#### Task details
Scan the records below for lines with the word "نیاز", then state how many you find and nothing else.

** Opening Exercise material block **

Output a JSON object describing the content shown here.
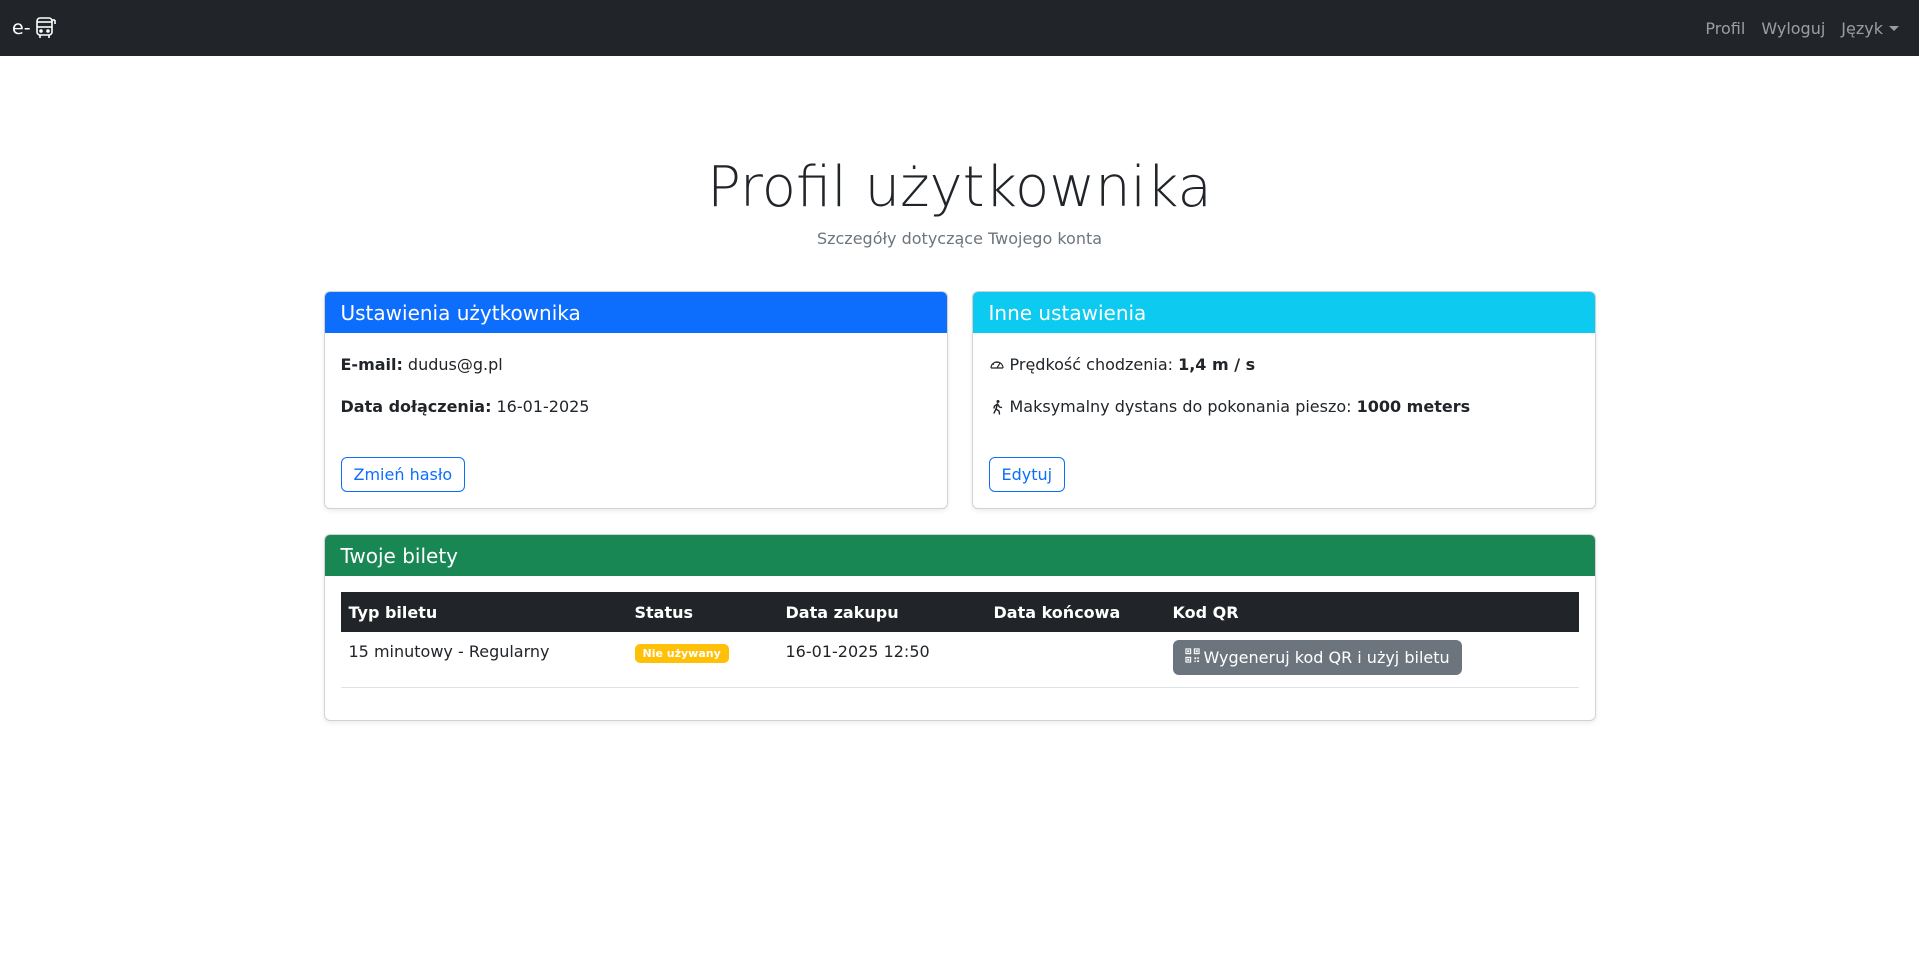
{
  "navbar": {
    "brand_text": "e-",
    "brand_icon": "bus-icon",
    "links": {
      "profile": "Profil",
      "logout": "Wyloguj",
      "language": "Język"
    }
  },
  "header": {
    "title": "Profil użytkownika",
    "subtitle": "Szczegóły dotyczące Twojego konta"
  },
  "user_settings": {
    "title": "Ustawienia użytkownika",
    "email_label": "E-mail:",
    "email_value": "dudus@g.pl",
    "joined_label": "Data dołączenia:",
    "joined_value": "16-01-2025",
    "change_password_button": "Zmień hasło",
    "header_color": "#0d6efd"
  },
  "other_settings": {
    "title": "Inne ustawienia",
    "walking_speed_label": "Prędkość chodzenia:",
    "walking_speed_value": "1,4 m / s",
    "walking_speed_icon": "speedometer-icon",
    "max_distance_label": "Maksymalny dystans do pokonania pieszo:",
    "max_distance_value": "1000 meters",
    "max_distance_icon": "person-walking-icon",
    "edit_button": "Edytuj",
    "header_color": "#0dcaf0"
  },
  "tickets": {
    "title": "Twoje bilety",
    "header_color": "#198754",
    "columns": [
      "Typ biletu",
      "Status",
      "Data zakupu",
      "Data końcowa",
      "Kod QR"
    ],
    "rows": [
      {
        "type": "15 minutowy - Regularny",
        "status": "Nie używany",
        "purchase_date": "16-01-2025 12:50",
        "end_date": "",
        "qr_button": "Wygeneruj kod QR i użyj biletu",
        "qr_icon": "qr-code-icon"
      }
    ]
  }
}
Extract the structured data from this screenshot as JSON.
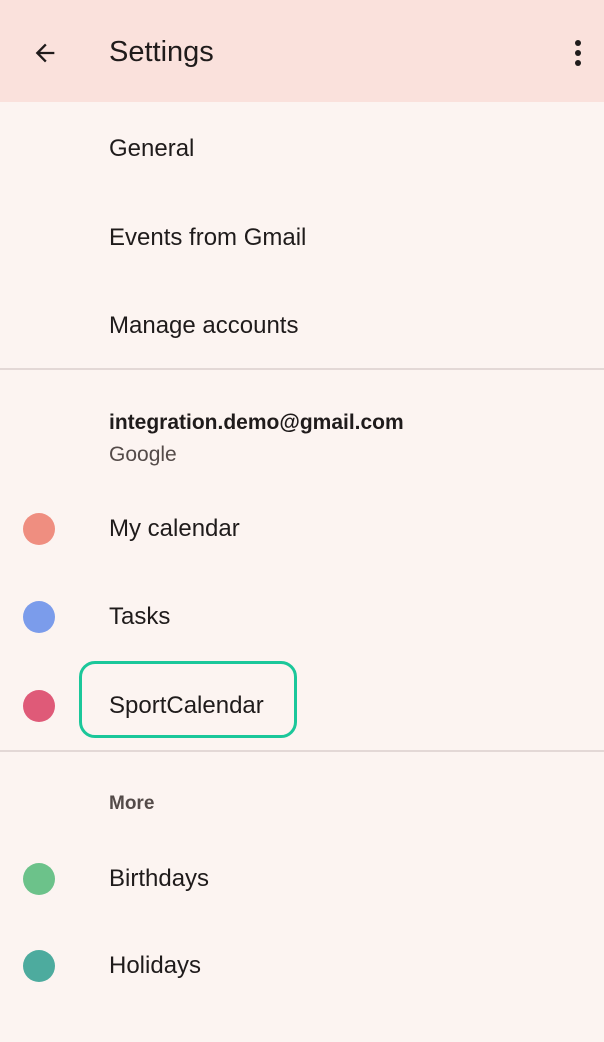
{
  "app_bar": {
    "title": "Settings"
  },
  "menu": {
    "general": "General",
    "events_from_gmail": "Events from Gmail",
    "manage_accounts": "Manage accounts"
  },
  "account": {
    "email": "integration.demo@gmail.com",
    "type": "Google",
    "calendars": [
      {
        "label": "My calendar",
        "color": "#ef8e80"
      },
      {
        "label": "Tasks",
        "color": "#7b9ceb"
      },
      {
        "label": "SportCalendar",
        "color": "#df5a78"
      }
    ]
  },
  "more": {
    "header": "More",
    "calendars": [
      {
        "label": "Birthdays",
        "color": "#6cc28a"
      },
      {
        "label": "Holidays",
        "color": "#4dab9e"
      }
    ]
  },
  "colors": {
    "app_bar_bg": "#fae1dc",
    "page_bg": "#fcf4f1",
    "highlight": "#1bc79a"
  },
  "icons": {
    "back": "arrow-back-icon",
    "overflow": "more-vert-icon"
  }
}
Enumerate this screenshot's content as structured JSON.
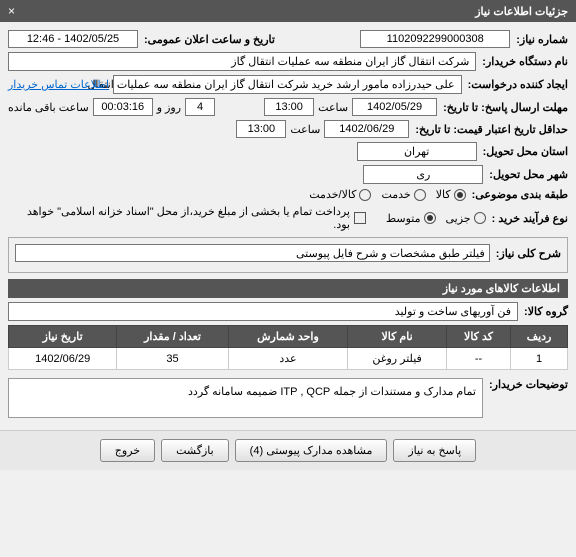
{
  "header": {
    "title": "جزئیات اطلاعات نیاز",
    "close": "×"
  },
  "form": {
    "need_no_label": "شماره نیاز:",
    "need_no": "1102092299000308",
    "announce_label": "تاریخ و ساعت اعلان عمومی:",
    "announce_value": "1402/05/25 - 12:46",
    "buyer_label": "نام دستگاه خریدار:",
    "buyer_value": "شرکت انتقال گاز ایران منطقه سه عملیات انتقال گاز",
    "creator_label": "ایجاد کننده درخواست:",
    "creator_value": "علی حیدرزاده مامور ارشد خرید شرکت انتقال گاز ایران منطقه سه عملیات انتقال",
    "contact_link": "اطلاعات تماس خریدار",
    "deadline_label": "مهلت ارسال پاسخ: تا تاریخ:",
    "deadline_date": "1402/05/29",
    "time_label": "ساعت",
    "deadline_time": "13:00",
    "days_label": "روز و",
    "days_value": "4",
    "remaining_time": "00:03:16",
    "remaining_label": "ساعت باقی مانده",
    "validity_label": "حداقل تاریخ اعتبار قیمت: تا تاریخ:",
    "validity_date": "1402/06/29",
    "validity_time": "13:00",
    "province_label": "استان محل تحویل:",
    "province_value": "تهران",
    "city_label": "شهر محل تحویل:",
    "city_value": "ری",
    "subject_class_label": "طبقه بندی موضوعی:",
    "option_goods": "کالا",
    "option_service": "خدمت",
    "option_goods_service": "کالا/خدمت",
    "purchase_type_label": "نوع فرآیند خرید :",
    "option_partial": "جزیی",
    "option_medium": "متوسط",
    "payment_note": "پرداخت تمام یا بخشی از مبلغ خرید،از محل \"اسناد خزانه اسلامی\" خواهد بود.",
    "general_desc_label": "شرح کلی نیاز:",
    "general_desc_value": "فیلتر طبق مشخصات و شرح فایل پیوستی",
    "goods_info_title": "اطلاعات کالاهای مورد نیاز",
    "goods_group_label": "گروه کالا:",
    "goods_group_value": "فن آوریهای ساخت و تولید",
    "buyer_notes_label": "توضیحات خریدار:",
    "buyer_notes_value": "تمام مدارک و مستندات از جمله ITP , QCP ضمیمه سامانه گردد"
  },
  "table": {
    "headers": {
      "row": "ردیف",
      "code": "کد کالا",
      "name": "نام کالا",
      "unit": "واحد شمارش",
      "qty": "تعداد / مقدار",
      "date": "تاریخ نیاز"
    },
    "rows": [
      {
        "row": "1",
        "code": "--",
        "name": "فیلتر روغن",
        "unit": "عدد",
        "qty": "35",
        "date": "1402/06/29"
      }
    ]
  },
  "buttons": {
    "respond": "پاسخ به نیاز",
    "attachments": "مشاهده مدارک پیوستی (4)",
    "back": "بازگشت",
    "exit": "خروج"
  }
}
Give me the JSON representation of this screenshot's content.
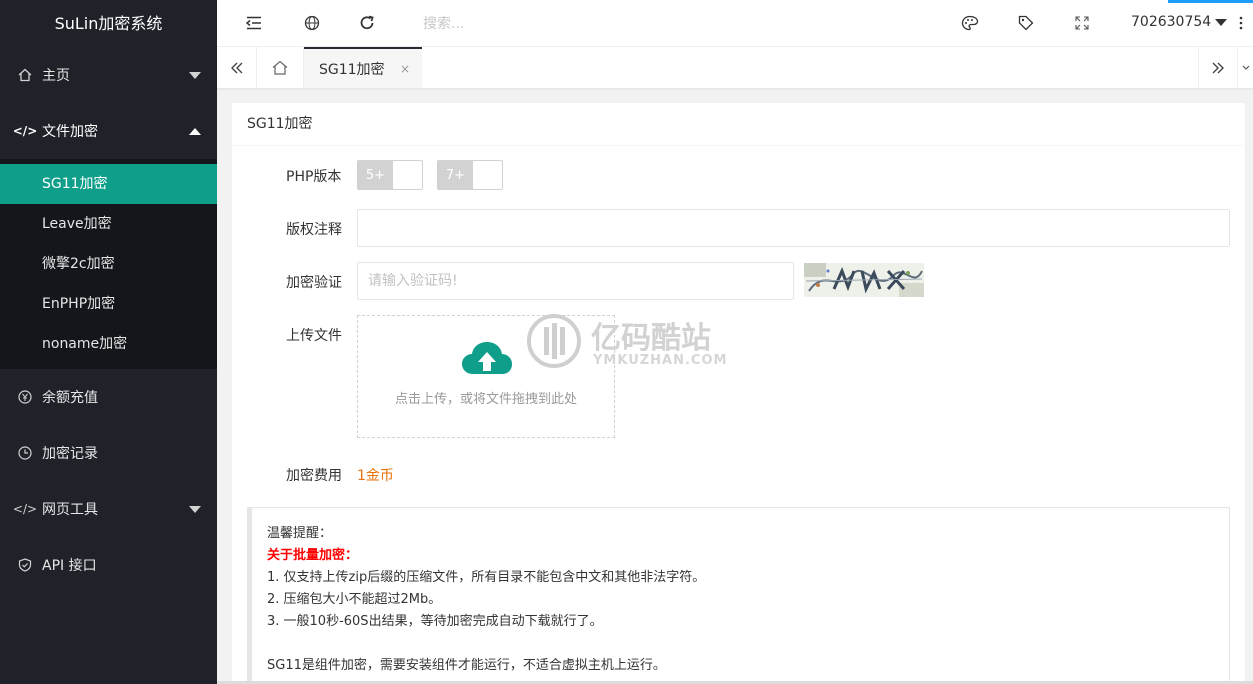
{
  "app": {
    "title": "SuLin加密系统"
  },
  "sidebar": {
    "items": [
      {
        "label": "主页",
        "icon": "home-icon"
      },
      {
        "label": "文件加密",
        "icon": "code-icon"
      },
      {
        "label": "余额充值",
        "icon": "yen-icon"
      },
      {
        "label": "加密记录",
        "icon": "clock-icon"
      },
      {
        "label": "网页工具",
        "icon": "code-icon"
      },
      {
        "label": "API 接口",
        "icon": "shield-icon"
      }
    ],
    "submenu": [
      "SG11加密",
      "Leave加密",
      "微擎2c加密",
      "EnPHP加密",
      "noname加密"
    ]
  },
  "header": {
    "search_placeholder": "搜索...",
    "username": "702630754"
  },
  "tabs": {
    "active_label": "SG11加密",
    "close": "×"
  },
  "form": {
    "card_title": "SG11加密",
    "php_label": "PHP版本",
    "php_options": [
      "5+",
      "7+"
    ],
    "copyright_label": "版权注释",
    "copyright_value": "",
    "verify_label": "加密验证",
    "verify_placeholder": "请输入验证码!",
    "upload_label": "上传文件",
    "upload_text": "点击上传，或将文件拖拽到此处",
    "cost_label": "加密费用",
    "cost_value": "1金币"
  },
  "tips": {
    "heading": "温馨提醒：",
    "batch_title": "关于批量加密：",
    "lines": [
      "1. 仅支持上传zip后缀的压缩文件，所有目录不能包含中文和其他非法字符。",
      "2. 压缩包大小不能超过2Mb。",
      "3. 一般10秒-60S出结果，等待加密完成自动下载就行了。"
    ],
    "note": "SG11是组件加密，需要安装组件才能运行，不适合虚拟主机上运行。"
  },
  "watermark": {
    "cn": "亿码酷站",
    "en": "YMKUZHAN.COM"
  },
  "colors": {
    "accent": "#0f9e8a",
    "sidebar": "#20222a",
    "cost": "#e8710a",
    "red": "#ff0000"
  }
}
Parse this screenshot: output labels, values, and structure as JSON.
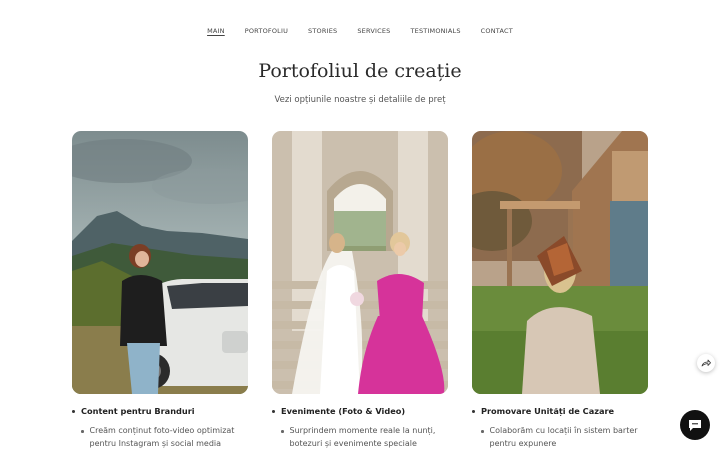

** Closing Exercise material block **

#### Task answer
6